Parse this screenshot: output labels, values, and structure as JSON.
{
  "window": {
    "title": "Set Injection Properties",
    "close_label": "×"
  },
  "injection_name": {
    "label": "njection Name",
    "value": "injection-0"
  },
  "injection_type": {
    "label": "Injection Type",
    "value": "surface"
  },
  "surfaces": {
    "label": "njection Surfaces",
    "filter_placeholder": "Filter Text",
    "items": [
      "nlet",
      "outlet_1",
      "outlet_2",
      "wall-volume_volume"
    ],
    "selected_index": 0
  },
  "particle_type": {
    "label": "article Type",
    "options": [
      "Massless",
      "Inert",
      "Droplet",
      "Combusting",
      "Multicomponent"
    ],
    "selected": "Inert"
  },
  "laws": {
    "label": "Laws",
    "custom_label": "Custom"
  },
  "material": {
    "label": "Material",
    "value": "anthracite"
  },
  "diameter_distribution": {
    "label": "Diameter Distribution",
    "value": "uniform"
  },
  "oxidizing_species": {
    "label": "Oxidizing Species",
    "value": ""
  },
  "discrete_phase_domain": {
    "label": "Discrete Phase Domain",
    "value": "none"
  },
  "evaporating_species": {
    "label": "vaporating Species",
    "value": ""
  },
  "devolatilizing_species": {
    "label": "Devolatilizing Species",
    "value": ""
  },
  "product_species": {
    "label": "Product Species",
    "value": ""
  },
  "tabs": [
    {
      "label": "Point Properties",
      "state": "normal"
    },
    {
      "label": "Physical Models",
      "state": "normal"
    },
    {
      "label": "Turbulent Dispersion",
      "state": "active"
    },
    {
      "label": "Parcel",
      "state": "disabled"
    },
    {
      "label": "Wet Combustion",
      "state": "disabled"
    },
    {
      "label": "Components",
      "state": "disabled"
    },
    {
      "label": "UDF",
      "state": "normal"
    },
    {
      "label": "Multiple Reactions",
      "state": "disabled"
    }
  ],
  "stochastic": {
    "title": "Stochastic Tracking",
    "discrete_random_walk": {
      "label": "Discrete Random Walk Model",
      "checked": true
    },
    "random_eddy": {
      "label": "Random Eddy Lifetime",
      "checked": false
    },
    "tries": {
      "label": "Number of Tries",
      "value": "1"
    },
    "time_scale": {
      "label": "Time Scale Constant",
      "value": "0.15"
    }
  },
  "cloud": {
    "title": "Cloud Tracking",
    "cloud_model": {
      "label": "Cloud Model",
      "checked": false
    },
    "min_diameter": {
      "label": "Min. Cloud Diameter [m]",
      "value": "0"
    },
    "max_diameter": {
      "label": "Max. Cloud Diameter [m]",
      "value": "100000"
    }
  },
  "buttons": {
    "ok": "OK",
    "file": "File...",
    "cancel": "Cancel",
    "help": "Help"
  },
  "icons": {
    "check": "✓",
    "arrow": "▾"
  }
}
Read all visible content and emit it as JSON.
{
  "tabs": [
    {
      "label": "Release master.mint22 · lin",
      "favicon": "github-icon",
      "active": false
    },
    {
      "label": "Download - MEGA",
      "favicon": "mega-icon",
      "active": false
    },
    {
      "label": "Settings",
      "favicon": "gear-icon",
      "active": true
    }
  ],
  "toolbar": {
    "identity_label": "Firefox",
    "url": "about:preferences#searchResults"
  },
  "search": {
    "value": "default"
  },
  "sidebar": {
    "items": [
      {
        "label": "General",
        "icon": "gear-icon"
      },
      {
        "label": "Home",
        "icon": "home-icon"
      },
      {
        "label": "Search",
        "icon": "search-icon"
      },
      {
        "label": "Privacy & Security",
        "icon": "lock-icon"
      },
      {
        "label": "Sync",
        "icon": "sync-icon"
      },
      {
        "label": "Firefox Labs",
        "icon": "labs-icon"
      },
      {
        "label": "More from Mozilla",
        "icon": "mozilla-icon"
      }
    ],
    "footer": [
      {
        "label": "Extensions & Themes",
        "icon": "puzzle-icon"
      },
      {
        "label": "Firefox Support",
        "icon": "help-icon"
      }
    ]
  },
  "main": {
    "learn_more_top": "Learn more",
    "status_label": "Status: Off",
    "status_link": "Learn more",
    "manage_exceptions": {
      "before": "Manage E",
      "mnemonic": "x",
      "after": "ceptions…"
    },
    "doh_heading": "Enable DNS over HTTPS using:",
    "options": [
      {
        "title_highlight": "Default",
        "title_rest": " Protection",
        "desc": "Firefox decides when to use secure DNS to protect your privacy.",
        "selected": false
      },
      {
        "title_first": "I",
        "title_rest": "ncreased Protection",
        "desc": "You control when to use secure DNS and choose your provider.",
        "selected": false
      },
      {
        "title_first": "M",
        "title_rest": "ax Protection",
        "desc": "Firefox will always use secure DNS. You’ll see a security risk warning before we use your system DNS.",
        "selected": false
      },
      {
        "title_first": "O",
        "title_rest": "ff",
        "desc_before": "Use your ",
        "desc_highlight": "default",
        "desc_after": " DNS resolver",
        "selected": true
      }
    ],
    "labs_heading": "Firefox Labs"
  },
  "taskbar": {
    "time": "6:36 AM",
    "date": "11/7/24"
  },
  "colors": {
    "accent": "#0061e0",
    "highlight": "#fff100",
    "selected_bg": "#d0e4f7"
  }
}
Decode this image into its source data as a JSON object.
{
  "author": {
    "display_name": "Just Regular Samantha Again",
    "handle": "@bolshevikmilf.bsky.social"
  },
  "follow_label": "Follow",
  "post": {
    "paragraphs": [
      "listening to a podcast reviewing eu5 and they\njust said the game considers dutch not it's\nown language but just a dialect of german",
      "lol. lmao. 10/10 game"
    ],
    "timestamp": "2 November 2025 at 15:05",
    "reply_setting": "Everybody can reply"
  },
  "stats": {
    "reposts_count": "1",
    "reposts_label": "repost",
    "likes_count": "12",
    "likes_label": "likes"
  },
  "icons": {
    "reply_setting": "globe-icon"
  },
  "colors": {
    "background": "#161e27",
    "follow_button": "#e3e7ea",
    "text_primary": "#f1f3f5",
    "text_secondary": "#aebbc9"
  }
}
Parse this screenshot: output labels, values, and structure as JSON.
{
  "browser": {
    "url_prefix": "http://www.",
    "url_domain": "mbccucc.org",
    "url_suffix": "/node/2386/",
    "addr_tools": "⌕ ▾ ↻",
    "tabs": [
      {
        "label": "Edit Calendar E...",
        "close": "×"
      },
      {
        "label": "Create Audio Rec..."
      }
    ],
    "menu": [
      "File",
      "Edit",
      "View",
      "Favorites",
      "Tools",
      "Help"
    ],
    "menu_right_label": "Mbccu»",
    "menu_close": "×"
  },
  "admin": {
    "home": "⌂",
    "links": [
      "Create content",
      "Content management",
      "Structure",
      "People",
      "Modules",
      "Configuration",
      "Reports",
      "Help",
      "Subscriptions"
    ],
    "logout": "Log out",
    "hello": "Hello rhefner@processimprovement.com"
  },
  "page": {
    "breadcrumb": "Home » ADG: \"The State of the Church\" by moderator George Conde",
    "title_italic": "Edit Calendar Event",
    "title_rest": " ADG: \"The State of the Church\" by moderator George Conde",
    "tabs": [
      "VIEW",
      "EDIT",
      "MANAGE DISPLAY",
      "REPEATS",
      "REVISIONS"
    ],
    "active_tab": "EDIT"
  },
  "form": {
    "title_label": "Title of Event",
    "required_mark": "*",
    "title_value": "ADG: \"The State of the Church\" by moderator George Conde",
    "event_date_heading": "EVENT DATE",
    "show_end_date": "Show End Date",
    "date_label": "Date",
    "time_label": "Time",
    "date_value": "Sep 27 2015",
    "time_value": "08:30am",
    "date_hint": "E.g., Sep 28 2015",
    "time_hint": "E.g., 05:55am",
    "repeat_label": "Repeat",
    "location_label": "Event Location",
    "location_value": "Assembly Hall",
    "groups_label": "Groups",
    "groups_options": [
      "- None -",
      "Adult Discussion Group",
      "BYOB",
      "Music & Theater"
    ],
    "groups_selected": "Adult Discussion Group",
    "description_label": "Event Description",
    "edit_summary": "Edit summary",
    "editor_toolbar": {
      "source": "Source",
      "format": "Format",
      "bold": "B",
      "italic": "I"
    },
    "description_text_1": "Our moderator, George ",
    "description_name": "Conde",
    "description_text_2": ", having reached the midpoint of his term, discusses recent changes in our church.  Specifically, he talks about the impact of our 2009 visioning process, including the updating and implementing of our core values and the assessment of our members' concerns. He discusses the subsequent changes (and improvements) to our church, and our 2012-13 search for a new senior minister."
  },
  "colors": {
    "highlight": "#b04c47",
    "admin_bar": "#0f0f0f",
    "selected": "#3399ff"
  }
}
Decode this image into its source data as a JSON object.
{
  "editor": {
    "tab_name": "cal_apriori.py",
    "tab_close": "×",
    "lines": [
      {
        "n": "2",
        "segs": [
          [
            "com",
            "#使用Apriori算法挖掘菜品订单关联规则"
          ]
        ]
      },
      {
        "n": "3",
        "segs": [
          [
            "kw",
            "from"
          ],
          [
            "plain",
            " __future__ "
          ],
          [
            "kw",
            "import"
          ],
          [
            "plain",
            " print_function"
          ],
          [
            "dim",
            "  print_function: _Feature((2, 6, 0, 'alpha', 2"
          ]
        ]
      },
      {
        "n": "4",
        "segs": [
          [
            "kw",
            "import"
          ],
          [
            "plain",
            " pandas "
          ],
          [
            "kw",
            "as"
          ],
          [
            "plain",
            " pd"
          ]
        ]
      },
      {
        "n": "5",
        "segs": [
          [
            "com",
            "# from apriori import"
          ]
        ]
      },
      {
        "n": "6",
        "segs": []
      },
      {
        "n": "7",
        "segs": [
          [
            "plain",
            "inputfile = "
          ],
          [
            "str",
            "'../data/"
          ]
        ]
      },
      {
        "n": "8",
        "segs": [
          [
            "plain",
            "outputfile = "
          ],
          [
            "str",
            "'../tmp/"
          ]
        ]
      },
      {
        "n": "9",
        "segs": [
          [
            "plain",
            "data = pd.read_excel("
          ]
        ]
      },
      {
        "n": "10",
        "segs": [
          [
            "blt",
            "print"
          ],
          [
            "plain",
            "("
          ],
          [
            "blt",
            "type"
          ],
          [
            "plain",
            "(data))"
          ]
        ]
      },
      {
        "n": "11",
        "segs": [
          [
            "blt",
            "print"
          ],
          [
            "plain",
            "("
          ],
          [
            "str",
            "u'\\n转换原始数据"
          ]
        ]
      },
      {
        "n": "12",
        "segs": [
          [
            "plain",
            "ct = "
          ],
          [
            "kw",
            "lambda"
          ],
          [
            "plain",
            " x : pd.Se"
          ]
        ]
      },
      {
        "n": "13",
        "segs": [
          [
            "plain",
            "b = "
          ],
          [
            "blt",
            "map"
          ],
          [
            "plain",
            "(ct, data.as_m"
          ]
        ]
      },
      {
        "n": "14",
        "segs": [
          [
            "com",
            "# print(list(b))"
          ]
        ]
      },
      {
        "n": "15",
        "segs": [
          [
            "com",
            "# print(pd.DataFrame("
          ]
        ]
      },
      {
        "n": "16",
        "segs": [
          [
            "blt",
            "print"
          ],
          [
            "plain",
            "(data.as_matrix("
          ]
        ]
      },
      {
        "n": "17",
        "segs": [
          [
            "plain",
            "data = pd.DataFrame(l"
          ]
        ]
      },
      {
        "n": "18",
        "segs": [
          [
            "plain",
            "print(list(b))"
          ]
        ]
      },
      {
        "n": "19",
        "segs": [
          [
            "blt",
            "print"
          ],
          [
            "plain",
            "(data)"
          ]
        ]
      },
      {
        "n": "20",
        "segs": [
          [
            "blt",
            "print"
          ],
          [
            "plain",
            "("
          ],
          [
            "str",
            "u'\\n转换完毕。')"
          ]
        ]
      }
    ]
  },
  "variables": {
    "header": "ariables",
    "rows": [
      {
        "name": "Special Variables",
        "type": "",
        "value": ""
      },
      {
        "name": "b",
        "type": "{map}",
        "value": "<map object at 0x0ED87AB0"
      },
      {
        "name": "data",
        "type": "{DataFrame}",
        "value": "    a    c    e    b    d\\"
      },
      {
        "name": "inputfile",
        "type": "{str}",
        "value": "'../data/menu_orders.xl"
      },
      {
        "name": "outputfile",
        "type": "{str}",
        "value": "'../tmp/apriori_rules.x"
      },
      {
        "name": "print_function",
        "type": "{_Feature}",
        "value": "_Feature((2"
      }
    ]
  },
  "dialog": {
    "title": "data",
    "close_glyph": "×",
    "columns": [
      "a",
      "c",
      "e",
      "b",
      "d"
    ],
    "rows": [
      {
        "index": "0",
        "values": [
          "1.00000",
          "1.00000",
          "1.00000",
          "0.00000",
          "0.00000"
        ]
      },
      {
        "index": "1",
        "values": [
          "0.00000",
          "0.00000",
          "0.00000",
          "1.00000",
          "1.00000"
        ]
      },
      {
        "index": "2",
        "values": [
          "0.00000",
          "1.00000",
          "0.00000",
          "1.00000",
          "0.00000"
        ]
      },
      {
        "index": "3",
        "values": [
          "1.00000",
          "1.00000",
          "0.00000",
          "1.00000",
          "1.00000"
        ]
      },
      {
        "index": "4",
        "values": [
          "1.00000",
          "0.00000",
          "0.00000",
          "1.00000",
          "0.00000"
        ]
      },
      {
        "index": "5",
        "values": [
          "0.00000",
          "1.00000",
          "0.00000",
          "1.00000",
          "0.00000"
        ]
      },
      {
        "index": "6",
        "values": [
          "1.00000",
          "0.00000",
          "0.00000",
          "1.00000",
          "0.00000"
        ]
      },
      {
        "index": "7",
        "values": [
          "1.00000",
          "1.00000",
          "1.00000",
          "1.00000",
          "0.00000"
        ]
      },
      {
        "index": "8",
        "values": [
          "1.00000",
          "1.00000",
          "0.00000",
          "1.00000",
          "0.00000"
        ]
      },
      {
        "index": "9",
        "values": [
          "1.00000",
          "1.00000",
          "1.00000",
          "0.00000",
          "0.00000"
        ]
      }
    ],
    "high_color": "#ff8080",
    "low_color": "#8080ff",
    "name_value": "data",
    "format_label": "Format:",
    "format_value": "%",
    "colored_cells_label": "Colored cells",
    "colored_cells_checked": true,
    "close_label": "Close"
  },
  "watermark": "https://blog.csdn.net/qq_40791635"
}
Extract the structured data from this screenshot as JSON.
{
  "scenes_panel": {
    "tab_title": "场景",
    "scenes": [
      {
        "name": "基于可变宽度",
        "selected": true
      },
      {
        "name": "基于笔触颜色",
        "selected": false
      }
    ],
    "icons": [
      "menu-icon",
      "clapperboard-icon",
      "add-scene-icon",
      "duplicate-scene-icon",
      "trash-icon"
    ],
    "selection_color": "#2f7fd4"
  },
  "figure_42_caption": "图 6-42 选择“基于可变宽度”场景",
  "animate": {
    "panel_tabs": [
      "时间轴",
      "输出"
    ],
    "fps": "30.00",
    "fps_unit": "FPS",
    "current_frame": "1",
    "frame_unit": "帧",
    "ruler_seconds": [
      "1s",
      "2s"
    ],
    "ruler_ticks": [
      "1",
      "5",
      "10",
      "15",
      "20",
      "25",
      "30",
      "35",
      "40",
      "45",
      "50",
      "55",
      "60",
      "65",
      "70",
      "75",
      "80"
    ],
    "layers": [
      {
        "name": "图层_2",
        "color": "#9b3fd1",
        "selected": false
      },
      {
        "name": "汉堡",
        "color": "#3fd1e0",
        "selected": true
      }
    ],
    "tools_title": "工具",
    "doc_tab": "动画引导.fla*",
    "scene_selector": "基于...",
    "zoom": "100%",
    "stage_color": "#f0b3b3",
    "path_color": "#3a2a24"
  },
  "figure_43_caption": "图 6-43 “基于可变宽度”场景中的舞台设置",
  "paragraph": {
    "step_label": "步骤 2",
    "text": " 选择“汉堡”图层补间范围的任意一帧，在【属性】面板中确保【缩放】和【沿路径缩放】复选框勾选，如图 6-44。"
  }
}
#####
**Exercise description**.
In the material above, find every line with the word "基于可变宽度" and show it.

**Completed task**.
        "name": "基于可变宽度",
  "figure_42_caption": "图 6-42 选择“基于可变宽度”场景",
  "figure_43_caption": "图 6-43 “基于可变宽度”场景中的舞台设置",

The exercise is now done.